TASK STATEMENT:
Repeat the listing below exactly. Pictures do not belong in the copy.

EXTRACTED ENTRIES:
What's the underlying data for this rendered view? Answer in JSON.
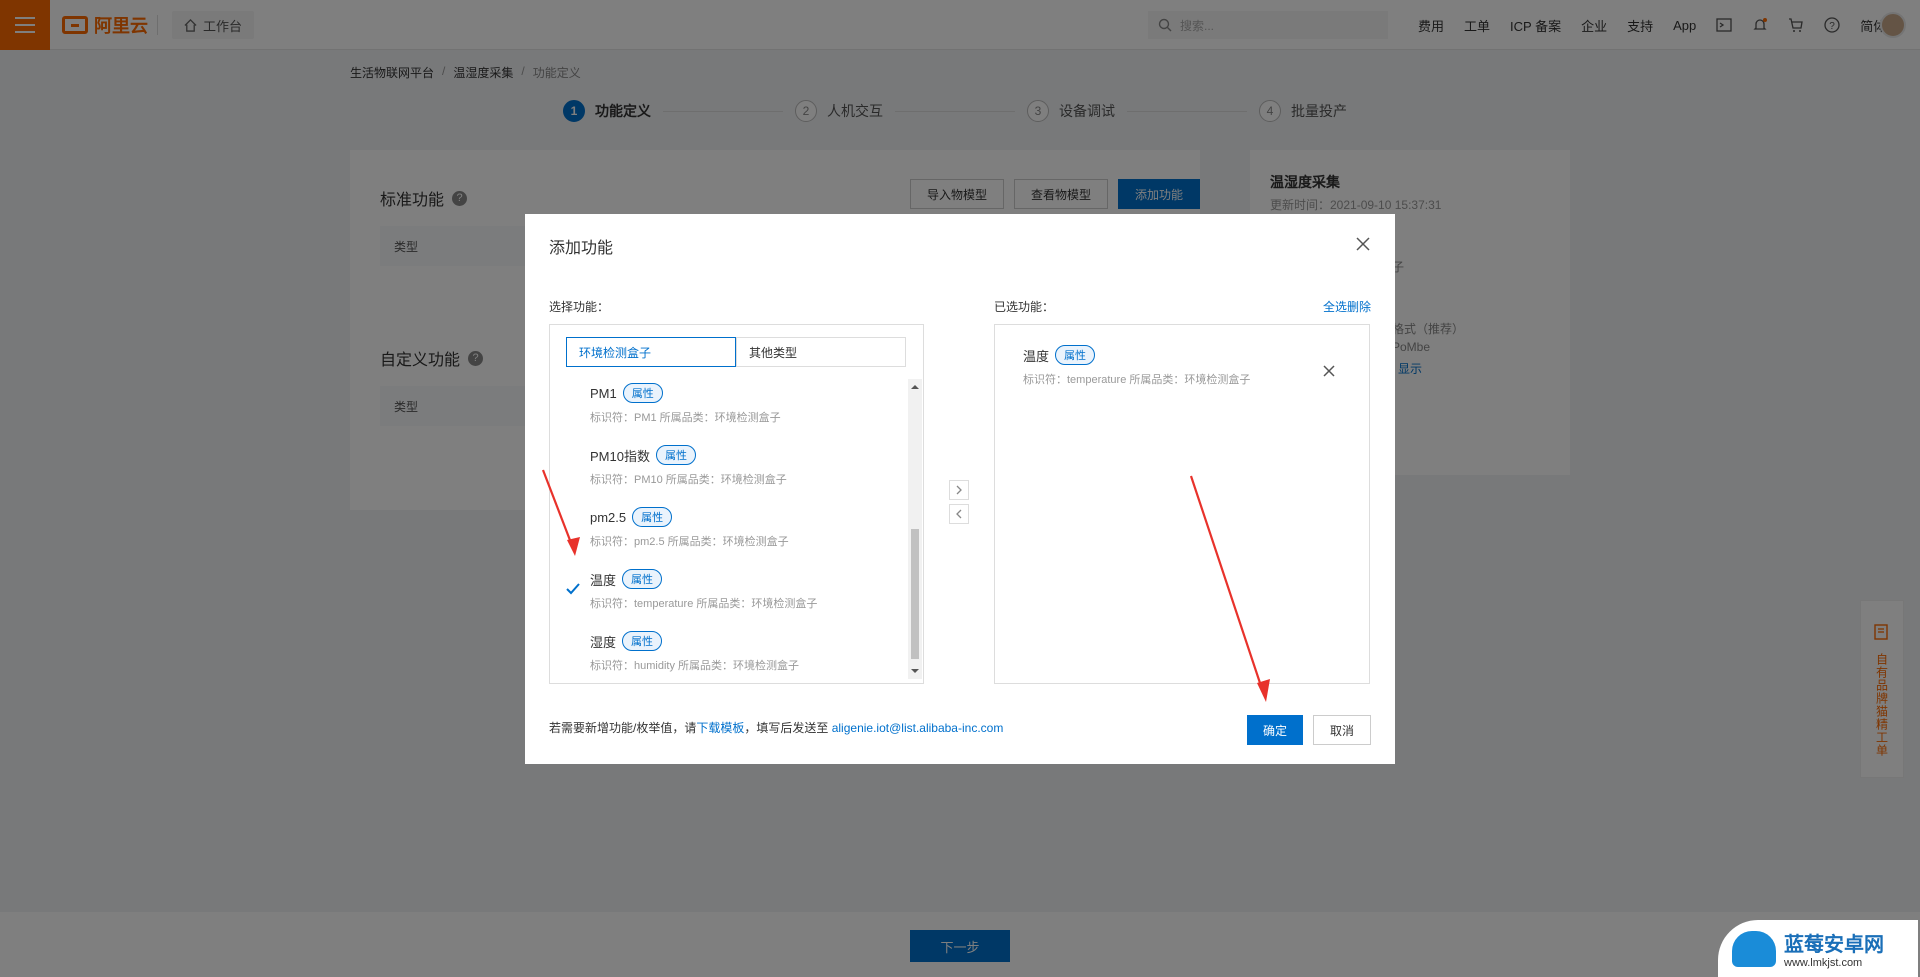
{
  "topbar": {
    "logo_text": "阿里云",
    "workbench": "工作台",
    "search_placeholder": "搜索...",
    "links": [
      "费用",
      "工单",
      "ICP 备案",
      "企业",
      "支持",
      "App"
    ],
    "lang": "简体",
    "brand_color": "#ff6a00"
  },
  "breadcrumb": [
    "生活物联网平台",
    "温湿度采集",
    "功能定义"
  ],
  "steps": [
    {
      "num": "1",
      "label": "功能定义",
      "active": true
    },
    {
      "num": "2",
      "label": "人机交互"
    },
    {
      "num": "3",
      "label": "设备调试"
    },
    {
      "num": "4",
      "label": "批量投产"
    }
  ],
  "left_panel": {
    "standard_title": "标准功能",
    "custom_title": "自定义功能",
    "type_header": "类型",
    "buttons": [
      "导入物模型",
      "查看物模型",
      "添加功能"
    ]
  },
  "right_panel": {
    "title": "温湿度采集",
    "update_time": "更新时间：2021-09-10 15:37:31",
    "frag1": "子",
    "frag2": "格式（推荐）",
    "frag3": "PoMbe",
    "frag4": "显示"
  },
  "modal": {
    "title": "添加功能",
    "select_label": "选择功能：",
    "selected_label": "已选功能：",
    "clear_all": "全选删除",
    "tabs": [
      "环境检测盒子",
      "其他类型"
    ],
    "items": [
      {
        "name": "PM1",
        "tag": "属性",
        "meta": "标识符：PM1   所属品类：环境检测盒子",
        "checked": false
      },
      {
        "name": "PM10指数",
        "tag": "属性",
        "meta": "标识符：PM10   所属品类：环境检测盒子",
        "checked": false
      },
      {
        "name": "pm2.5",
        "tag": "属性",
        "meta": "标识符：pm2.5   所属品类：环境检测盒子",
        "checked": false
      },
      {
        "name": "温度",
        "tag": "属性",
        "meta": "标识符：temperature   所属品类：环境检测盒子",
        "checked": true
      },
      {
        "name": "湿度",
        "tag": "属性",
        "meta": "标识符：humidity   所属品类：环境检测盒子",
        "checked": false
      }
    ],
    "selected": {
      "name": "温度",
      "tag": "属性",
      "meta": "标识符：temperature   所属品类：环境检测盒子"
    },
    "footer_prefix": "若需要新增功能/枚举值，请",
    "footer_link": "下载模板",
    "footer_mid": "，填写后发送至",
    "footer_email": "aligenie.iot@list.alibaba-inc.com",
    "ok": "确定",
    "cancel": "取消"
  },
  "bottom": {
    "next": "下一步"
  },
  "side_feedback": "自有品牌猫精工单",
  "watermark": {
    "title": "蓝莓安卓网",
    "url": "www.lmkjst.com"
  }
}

YOUR RESPONSE:
What's the underlying data for this rendered view? Answer in JSON.
{
  "topbar": {
    "logo_text": "阿里云",
    "workbench": "工作台",
    "search_placeholder": "搜索...",
    "links": [
      "费用",
      "工单",
      "ICP 备案",
      "企业",
      "支持",
      "App"
    ],
    "lang": "简体",
    "brand_color": "#ff6a00"
  },
  "breadcrumb": [
    "生活物联网平台",
    "温湿度采集",
    "功能定义"
  ],
  "steps": [
    {
      "num": "1",
      "label": "功能定义",
      "active": true
    },
    {
      "num": "2",
      "label": "人机交互"
    },
    {
      "num": "3",
      "label": "设备调试"
    },
    {
      "num": "4",
      "label": "批量投产"
    }
  ],
  "left_panel": {
    "standard_title": "标准功能",
    "custom_title": "自定义功能",
    "type_header": "类型",
    "buttons": [
      "导入物模型",
      "查看物模型",
      "添加功能"
    ]
  },
  "right_panel": {
    "title": "温湿度采集",
    "update_time": "更新时间：2021-09-10 15:37:31",
    "frag1": "子",
    "frag2": "格式（推荐）",
    "frag3": "PoMbe",
    "frag4": "显示"
  },
  "modal": {
    "title": "添加功能",
    "select_label": "选择功能：",
    "selected_label": "已选功能：",
    "clear_all": "全选删除",
    "tabs": [
      "环境检测盒子",
      "其他类型"
    ],
    "items": [
      {
        "name": "PM1",
        "tag": "属性",
        "meta": "标识符：PM1   所属品类：环境检测盒子",
        "checked": false
      },
      {
        "name": "PM10指数",
        "tag": "属性",
        "meta": "标识符：PM10   所属品类：环境检测盒子",
        "checked": false
      },
      {
        "name": "pm2.5",
        "tag": "属性",
        "meta": "标识符：pm2.5   所属品类：环境检测盒子",
        "checked": false
      },
      {
        "name": "温度",
        "tag": "属性",
        "meta": "标识符：temperature   所属品类：环境检测盒子",
        "checked": true
      },
      {
        "name": "湿度",
        "tag": "属性",
        "meta": "标识符：humidity   所属品类：环境检测盒子",
        "checked": false
      }
    ],
    "selected": {
      "name": "温度",
      "tag": "属性",
      "meta": "标识符：temperature   所属品类：环境检测盒子"
    },
    "footer_prefix": "若需要新增功能/枚举值，请",
    "footer_link": "下载模板",
    "footer_mid": "，填写后发送至",
    "footer_email": "aligenie.iot@list.alibaba-inc.com",
    "ok": "确定",
    "cancel": "取消"
  },
  "bottom": {
    "next": "下一步"
  },
  "side_feedback": "自有品牌猫精工单",
  "watermark": {
    "title": "蓝莓安卓网",
    "url": "www.lmkjst.com"
  }
}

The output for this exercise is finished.